ADDIS ABABA: African-brokered crisis talks between Sudan and South Sudan after days of border clashes were delayed Thursday but the rival sides pledged to stop an escalation into full-blown war.
The talks in the Ethiopian capital were likely to be deferred because chief mediator, former South African president Thabo Mbeki, could only reach Addis Ababa on Saturday, South Sudan’s top negotiator told AFP.
“We are coming to Addis today, and we have received a message that maybe the meeting will be postponed,” Pagan Amum told AFP by telephone, adding he was hoping the African Union-mediated talks to start Saturday.
Amum has said aim was to “pursue peace” and to stop the recent violence, including airstrikes and tank battles, from “spreading to a full fledged war.”
Sudanese foreign affairs official Rahamatalla Mohamed Osman was already in Addis Ababa ahead of the talks, and stressed that Khartoum did not want a war with the South.

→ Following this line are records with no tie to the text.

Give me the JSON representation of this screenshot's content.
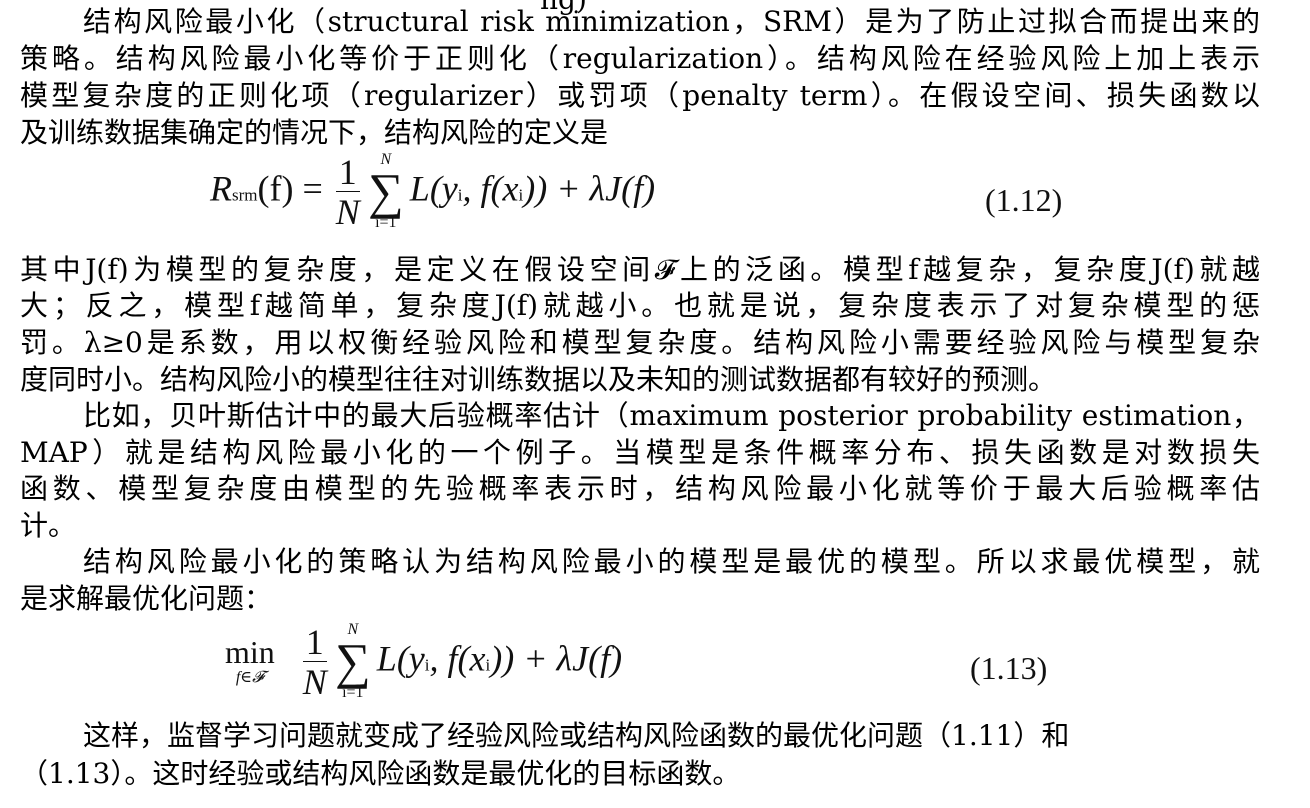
{
  "doc": {
    "top_fragment": "ng)",
    "lines": [
      "结构风险最小化（structural risk minimization，SRM）是为了防止过拟合而提出来的",
      "策略。结构风险最小化等价于正则化（regularization）。结构风险在经验风险上加上表示",
      "模型复杂度的正则化项（regularizer）或罚项（penalty term）。在假设空间、损失函数以",
      "及训练数据集确定的情况下，结构风险的定义是",
      "其中J(f)为模型的复杂度，是定义在假设空间𝓕上的泛函。模型f越复杂，复杂度J(f)就越",
      "大；反之，模型f越简单，复杂度J(f)就越小。也就是说，复杂度表示了对复杂模型的惩",
      "罚。λ≥0是系数，用以权衡经验风险和模型复杂度。结构风险小需要经验风险与模型复杂",
      "度同时小。结构风险小的模型往往对训练数据以及未知的测试数据都有较好的预测。",
      "比如，贝叶斯估计中的最大后验概率估计（maximum posterior probability estimation，",
      "MAP）就是结构风险最小化的一个例子。当模型是条件概率分布、损失函数是对数损失",
      "函数、模型复杂度由模型的先验概率表示时，结构风险最小化就等价于最大后验概率估",
      "计。",
      "结构风险最小化的策略认为结构风险最小的模型是最优的模型。所以求最优模型，就",
      "是求解最优化问题：",
      "这样，监督学习问题就变成了经验风险或结构风险函数的最优化问题（1.11）和",
      "（1.13）。这时经验或结构风险函数是最优化的目标函数。"
    ]
  },
  "eq1": {
    "R": "R",
    "R_sub": "srm",
    "lhs_rest": "(f) =",
    "num": "1",
    "den": "N",
    "sum_top": "N",
    "sum_sign": "∑",
    "sum_bot": "i=1",
    "body": "L(y",
    "body_i1": "i",
    "body_mid": ", f(x",
    "body_i2": "i",
    "body_end": ")) + λJ(f)",
    "number": "(1.12)"
  },
  "eq2": {
    "min": "min",
    "min_sub": "f∈𝓕",
    "num": "1",
    "den": "N",
    "sum_top": "N",
    "sum_sign": "∑",
    "sum_bot": "i=1",
    "body": "L(y",
    "body_i1": "i",
    "body_mid": ", f(x",
    "body_i2": "i",
    "body_end": ")) + λJ(f)",
    "number": "(1.13)"
  }
}
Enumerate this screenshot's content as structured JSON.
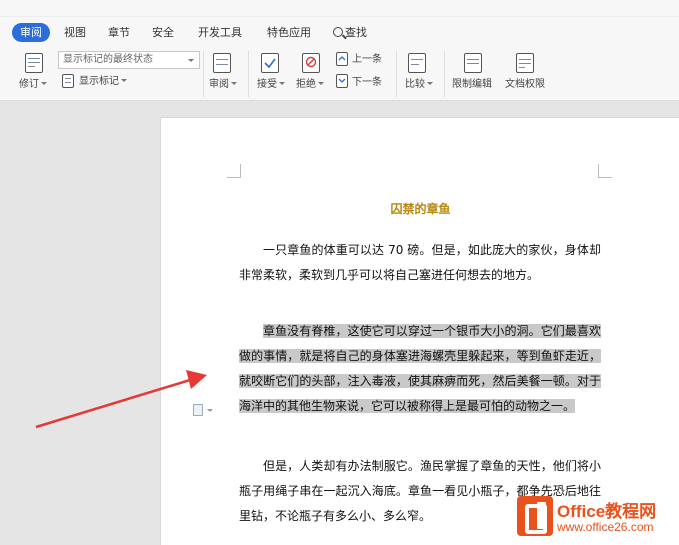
{
  "tabs": [
    {
      "label": "审阅",
      "active": true
    },
    {
      "label": "视图"
    },
    {
      "label": "章节"
    },
    {
      "label": "安全"
    },
    {
      "label": "开发工具"
    },
    {
      "label": "特色应用"
    },
    {
      "label": "查找",
      "icon": "search-icon"
    }
  ],
  "ribbon": {
    "track_changes": "修订",
    "markup_dropdown": "显示标记的最终状态",
    "show_markup": "显示标记",
    "review": "审阅",
    "accept": "接受",
    "reject": "拒绝",
    "previous": "上一条",
    "next": "下一条",
    "compare": "比较",
    "restrict_editing": "限制编辑",
    "doc_permissions": "文档权限"
  },
  "document": {
    "title": "囚禁的章鱼",
    "p1": "一只章鱼的体重可以达 70 磅。但是，如此庞大的家伙，身体却非常柔软，柔软到几乎可以将自己塞进任何想去的地方。",
    "p2": "章鱼没有脊椎，这使它可以穿过一个银币大小的洞。它们最喜欢做的事情，就是将自己的身体塞进海螺壳里躲起来，等到鱼虾走近，就咬断它们的头部，注入毒液，使其麻痹而死，然后美餐一顿。对于海洋中的其他生物来说，它可以被称得上是最可怕的动物之一。",
    "p3": "但是，人类却有办法制服它。渔民掌握了章鱼的天性，他们将小瓶子用绳子串在一起沉入海底。章鱼一看见小瓶子，都争先恐后地往里钻，不论瓶子有多么小、多么窄。"
  },
  "watermark": {
    "brand": "Office教程网",
    "url": "www.office26.com"
  },
  "colors": {
    "active_tab": "#2b6dd9",
    "title": "#b8860b",
    "highlight": "#c9c9c9",
    "annotation_arrow": "#e53935",
    "watermark": "#e8521c"
  }
}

Both sides accuse the other of starting the fighting, the worst violence since South Sudan declared independence from Khartoum last July after decades of civil war.

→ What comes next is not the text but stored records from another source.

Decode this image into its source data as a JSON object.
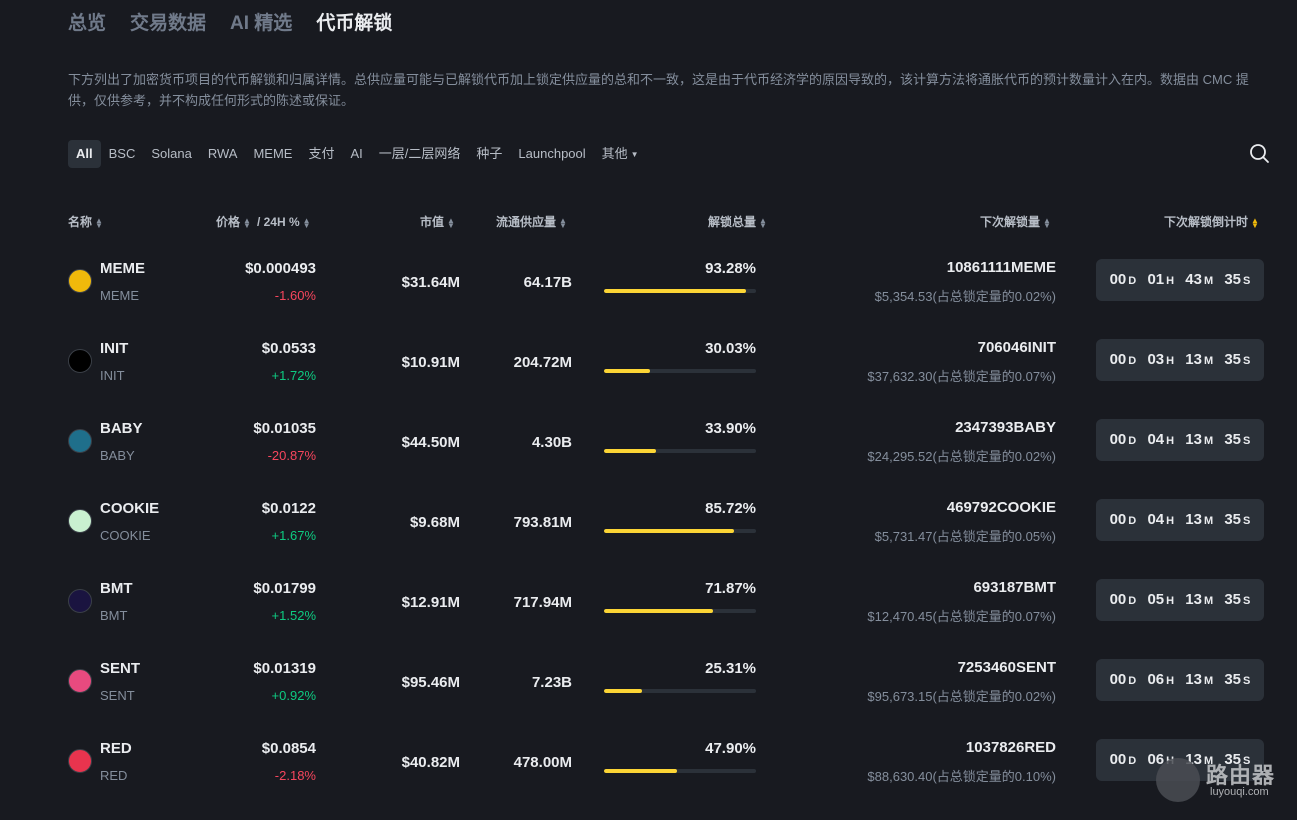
{
  "top_tabs": [
    "总览",
    "交易数据",
    "AI 精选",
    "代币解锁"
  ],
  "description": "下方列出了加密货币项目的代币解锁和归属详情。总供应量可能与已解锁代币加上锁定供应量的总和不一致，这是由于代币经济学的原因导致的，该计算方法将通胀代币的预计数量计入在内。数据由 CMC 提供，仅供参考，并不构成任何形式的陈述或保证。",
  "filters": [
    "All",
    "BSC",
    "Solana",
    "RWA",
    "MEME",
    "支付",
    "AI",
    "一层/二层网络",
    "种子",
    "Launchpool",
    "其他"
  ],
  "headers": {
    "name": "名称",
    "price": "价格",
    "change": "/ 24H %",
    "mcap": "市值",
    "circ": "流通供应量",
    "unlocked": "解锁总量",
    "next_amount": "下次解锁量",
    "countdown": "下次解锁倒计时"
  },
  "countdown_units": {
    "d": "D",
    "h": "H",
    "m": "M",
    "s": "S"
  },
  "rows": [
    {
      "name": "MEME",
      "symbol": "MEME",
      "price": "$0.000493",
      "change": "-1.60%",
      "mcap": "$31.64M",
      "circ": "64.17B",
      "unlocked_pct": "93.28%",
      "unlocked_value": 93.28,
      "next_amount": "10861111MEME",
      "next_usd": "$5,354.53(占总锁定量的0.02%)",
      "cd_d": "00",
      "cd_h": "01",
      "cd_m": "43",
      "cd_s": "35",
      "icon": "meme-icon",
      "icon_color": "#f0b90b"
    },
    {
      "name": "INIT",
      "symbol": "INIT",
      "price": "$0.0533",
      "change": "+1.72%",
      "mcap": "$10.91M",
      "circ": "204.72M",
      "unlocked_pct": "30.03%",
      "unlocked_value": 30.03,
      "next_amount": "706046INIT",
      "next_usd": "$37,632.30(占总锁定量的0.07%)",
      "cd_d": "00",
      "cd_h": "03",
      "cd_m": "13",
      "cd_s": "35",
      "icon": "init-icon",
      "icon_color": "#000000"
    },
    {
      "name": "BABY",
      "symbol": "BABY",
      "price": "$0.01035",
      "change": "-20.87%",
      "mcap": "$44.50M",
      "circ": "4.30B",
      "unlocked_pct": "33.90%",
      "unlocked_value": 33.9,
      "next_amount": "2347393BABY",
      "next_usd": "$24,295.52(占总锁定量的0.02%)",
      "cd_d": "00",
      "cd_h": "04",
      "cd_m": "13",
      "cd_s": "35",
      "icon": "baby-icon",
      "icon_color": "#1f6f8b"
    },
    {
      "name": "COOKIE",
      "symbol": "COOKIE",
      "price": "$0.0122",
      "change": "+1.67%",
      "mcap": "$9.68M",
      "circ": "793.81M",
      "unlocked_pct": "85.72%",
      "unlocked_value": 85.72,
      "next_amount": "469792COOKIE",
      "next_usd": "$5,731.47(占总锁定量的0.05%)",
      "cd_d": "00",
      "cd_h": "04",
      "cd_m": "13",
      "cd_s": "35",
      "icon": "cookie-icon",
      "icon_color": "#c9f0d0"
    },
    {
      "name": "BMT",
      "symbol": "BMT",
      "price": "$0.01799",
      "change": "+1.52%",
      "mcap": "$12.91M",
      "circ": "717.94M",
      "unlocked_pct": "71.87%",
      "unlocked_value": 71.87,
      "next_amount": "693187BMT",
      "next_usd": "$12,470.45(占总锁定量的0.07%)",
      "cd_d": "00",
      "cd_h": "05",
      "cd_m": "13",
      "cd_s": "35",
      "icon": "bmt-icon",
      "icon_color": "#1a1440"
    },
    {
      "name": "SENT",
      "symbol": "SENT",
      "price": "$0.01319",
      "change": "+0.92%",
      "mcap": "$95.46M",
      "circ": "7.23B",
      "unlocked_pct": "25.31%",
      "unlocked_value": 25.31,
      "next_amount": "7253460SENT",
      "next_usd": "$95,673.15(占总锁定量的0.02%)",
      "cd_d": "00",
      "cd_h": "06",
      "cd_m": "13",
      "cd_s": "35",
      "icon": "sent-icon",
      "icon_color": "#e84a7f"
    },
    {
      "name": "RED",
      "symbol": "RED",
      "price": "$0.0854",
      "change": "-2.18%",
      "mcap": "$40.82M",
      "circ": "478.00M",
      "unlocked_pct": "47.90%",
      "unlocked_value": 47.9,
      "next_amount": "1037826RED",
      "next_usd": "$88,630.40(占总锁定量的0.10%)",
      "cd_d": "00",
      "cd_h": "06",
      "cd_m": "13",
      "cd_s": "35",
      "icon": "red-icon",
      "icon_color": "#e8344e"
    }
  ],
  "watermark": {
    "title": "路由器",
    "sub": "luyouqi.com"
  }
}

South Sudan said northern bombers and troops had struck first on Monday, moving into Unity State before Southern troops fought back and took the Heglig oil field, parts of which are claimed by both countries.

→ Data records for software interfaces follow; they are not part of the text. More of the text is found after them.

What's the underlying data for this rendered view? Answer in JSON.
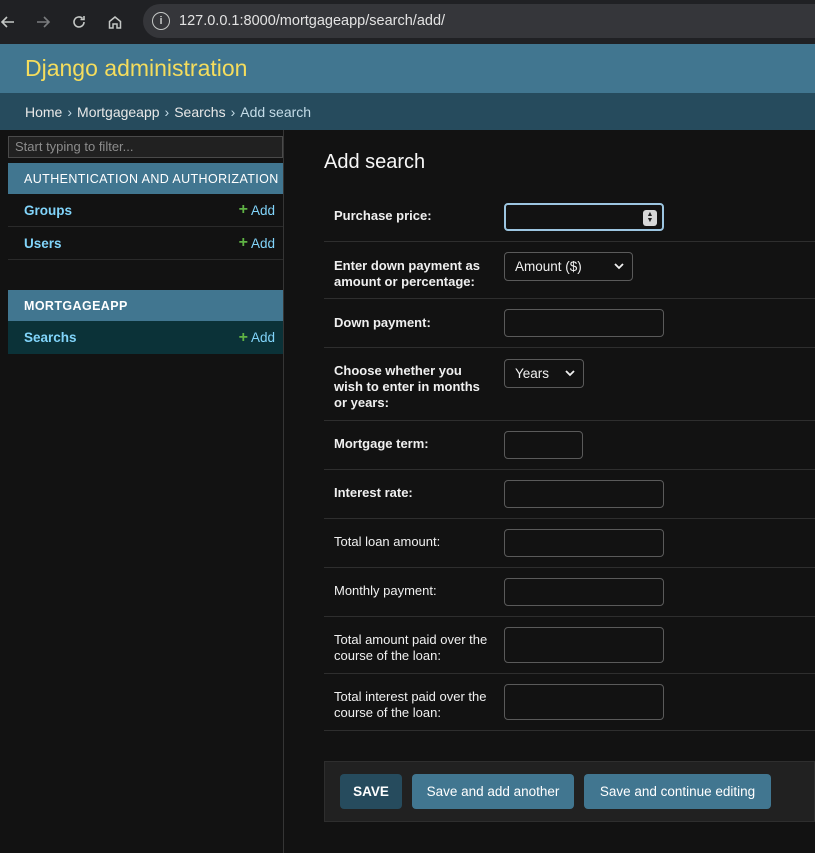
{
  "browser": {
    "url_host": "127.0.0.1",
    "url_rest": ":8000/mortgageapp/search/add/"
  },
  "header": {
    "site_name": "Django administration"
  },
  "breadcrumbs": {
    "home": "Home",
    "app": "Mortgageapp",
    "model": "Searchs",
    "current": "Add search",
    "separator": "›"
  },
  "sidebar": {
    "filter_placeholder": "Start typing to filter...",
    "modules": [
      {
        "caption": "AUTHENTICATION AND AUTHORIZATION",
        "models": [
          {
            "name": "Groups",
            "add": "Add"
          },
          {
            "name": "Users",
            "add": "Add"
          }
        ]
      },
      {
        "caption": "MORTGAGEAPP",
        "models": [
          {
            "name": "Searchs",
            "add": "Add"
          }
        ]
      }
    ]
  },
  "form": {
    "title": "Add search",
    "fields": {
      "purchase_price": {
        "label": "Purchase price:",
        "value": ""
      },
      "down_payment_type": {
        "label": "Enter down payment as amount or percentage:",
        "value": "Amount ($)"
      },
      "down_payment": {
        "label": "Down payment:",
        "value": ""
      },
      "term_unit": {
        "label": "Choose whether you wish to enter in months or years:",
        "value": "Years"
      },
      "mortgage_term": {
        "label": "Mortgage term:",
        "value": ""
      },
      "interest_rate": {
        "label": "Interest rate:",
        "value": ""
      },
      "total_loan": {
        "label": "Total loan amount:",
        "value": ""
      },
      "monthly_payment": {
        "label": "Monthly payment:",
        "value": ""
      },
      "total_paid": {
        "label": "Total amount paid over the course of the loan:",
        "value": ""
      },
      "total_interest": {
        "label": "Total interest paid over the course of the loan:",
        "value": ""
      }
    }
  },
  "submit": {
    "save": "SAVE",
    "save_add_another": "Save and add another",
    "save_continue": "Save and continue editing"
  },
  "colors": {
    "header_bg": "#417690",
    "site_name": "#f5dd5d",
    "breadcrumbs_bg": "#264b5d",
    "link": "#81d4fa",
    "add_plus": "#5fb344"
  }
}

Sudan later recaptured the field.
US Secretary of State Hillary Clinton accused Khartoum of bearing most of the responsibility for the renewed hostilities.
The AU, UN Security Council and European Union have all called for an end to the fighting.
Officials in South Sudan’s Unity state said the border was calm Thursday, although northern warplanes were reported to be still flying over the state.
“We are hearing the sound of Antonovs but there have been no bombings since Wednesday,” said Gideon Gatpan, Unity state information minister.
“The situation otherwise is calmer, the SPLA (South army) are back in their barracks,” he added.
The AU said Wednesday it was deeply concerned at an “escalating security situation” between the former civil war foes, and called for troops to pull back 10 kilometers (six miles) either side of the border.
The unrest jeopardizes AU-led efforts to resolve contentious border and oil disputes that have ratcheted up tensions between Juba and Khartoum.
The last round of AU-mediated talks in Addis Ababa closed this month with an agreement on nationality and border issues.
At the time it was hailed as a major breakthrough, but the mood quickly soured. However, analysts said they were still hopeful the sides can reach agreement.
“The economies of both nations are dependent on the parties coming to an agreement on the oil in the next few months,” said Dana Wilkins, from the campaign group Global Witness, which monitors the negotiations closely.
“It looks grim, but there is still hope that a deal is possible if the two sides can agree to sit down, end the war rhetoric, de-escalate tension, and hold a presidential summit.”